HPV-associated cervical cancer is among the leading causes of death in women worldwide, with more 500,000 cases and 275,000 deaths annually. While repeated screening through frequent use of the Papanicolaou (Pap) smear has drastically reduced the incidence and mortality of cervical cancer in developed nations, the vast majority of cervical cancer-related deaths occur in low- and middle-income countries with minimal healthcare infrastructure. Cytology-based prevention programs have proven to be extremely difficult to implement and sustain in low-resource settings, and as a result over 85% of new cervical cancer cases originate in developing countries. The lack of adequate infrastructure for traditional cytology-based screening combined with the presentation of cervical cancer, where symptoms are not present until the cancer is in an advanced stage, emphasize the clinical need for a screening test appropriate for low resource settings. Development of a reliable Point-of-Care (POC) test with high sensitivity and specificity has the ability to reduce the incidence and mortality of cervical cancer worldwide. We propose to develop a novel nanotechnologybased diagnostic assay platform to detect cervical cancer progression in low-resource settings. This multiplex assay platform, which is currently being developed for non-oncology applications by Becton Dickinson (BD), is designed to be low-cost, easy to use, and inexpensive. We propose to adapt this platform to develop a highly specific diagnostic test that will screen women who do not need treatment and identify women with cervical lesions who need to be referred for colposcopy. The diagnostic test is based on Surfaced Enhanced Raman Scattering (SERS) technology, that enables detection of multiple targets in a complex sample without the need for washing or purification. The test and analysis is completed in less than 30 minutes, provides a ?sample-inanswer- out? workflow, making the platform ideal for a ?screen and treat? test in low-resource settings. Diagnostic development and validation will be done in close collaboration with a multidisciplinary team with expertise in HPV and cervical cancer screening as well as clinical oncology. By combining BD?s experience in assay development, global healthcare delivery, and regulatory approval with the clinical expertise of other team members, the team has the expertise required to develop and validate a POC cervical cancer test for low resource settings. In addition to BD assay development, engineering, global healthcare delivery, and regulatory personnel, the team includes Dr. Jennifer S. Smith (UNC-Chapel Hill), Dr. Douglas Clark (UNM), Dr. Mark Stoler (UVA Health System), Dr. Scott McClelland (UW), and clinical validation site leaders including Dr. You-Lin Qiao (Chinese Academy of Medical Sciences), Dr. Nelly Mugo (Kenya Medical Research Institute), Dr. Jose Fregnani (Barretos Cancer Hospital), and Dr. Adhemar Longatto-Filho (Barretos Cancer Hospital, Brazil).

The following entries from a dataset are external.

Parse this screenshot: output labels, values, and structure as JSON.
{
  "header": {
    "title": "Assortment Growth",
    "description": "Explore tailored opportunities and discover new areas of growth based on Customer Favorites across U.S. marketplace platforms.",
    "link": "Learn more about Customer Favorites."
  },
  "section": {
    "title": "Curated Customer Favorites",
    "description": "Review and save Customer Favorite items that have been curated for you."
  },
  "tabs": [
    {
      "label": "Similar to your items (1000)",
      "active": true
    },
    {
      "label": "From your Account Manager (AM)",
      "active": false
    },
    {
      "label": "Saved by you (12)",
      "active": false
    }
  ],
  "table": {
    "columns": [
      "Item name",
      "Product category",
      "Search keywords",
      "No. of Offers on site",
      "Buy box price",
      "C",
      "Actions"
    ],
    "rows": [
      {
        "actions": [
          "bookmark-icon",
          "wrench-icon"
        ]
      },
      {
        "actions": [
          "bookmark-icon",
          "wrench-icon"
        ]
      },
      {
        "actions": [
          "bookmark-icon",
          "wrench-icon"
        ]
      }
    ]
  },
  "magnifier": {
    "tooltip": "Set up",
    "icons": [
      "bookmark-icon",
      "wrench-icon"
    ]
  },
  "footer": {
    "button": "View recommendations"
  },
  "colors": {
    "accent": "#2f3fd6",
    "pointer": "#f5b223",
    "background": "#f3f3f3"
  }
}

We propose to develop a Point-of-Care diagnostic test for cervical cancer in low resource settings. The novel nanotechnology-based diagnostic is robust, portable, inexpensive, and offers a simplified workflow and rapid time-to-result. The proposed diagnostic test has the potential to significantly improve healthcare outcomes for women in low resource settings worldwide.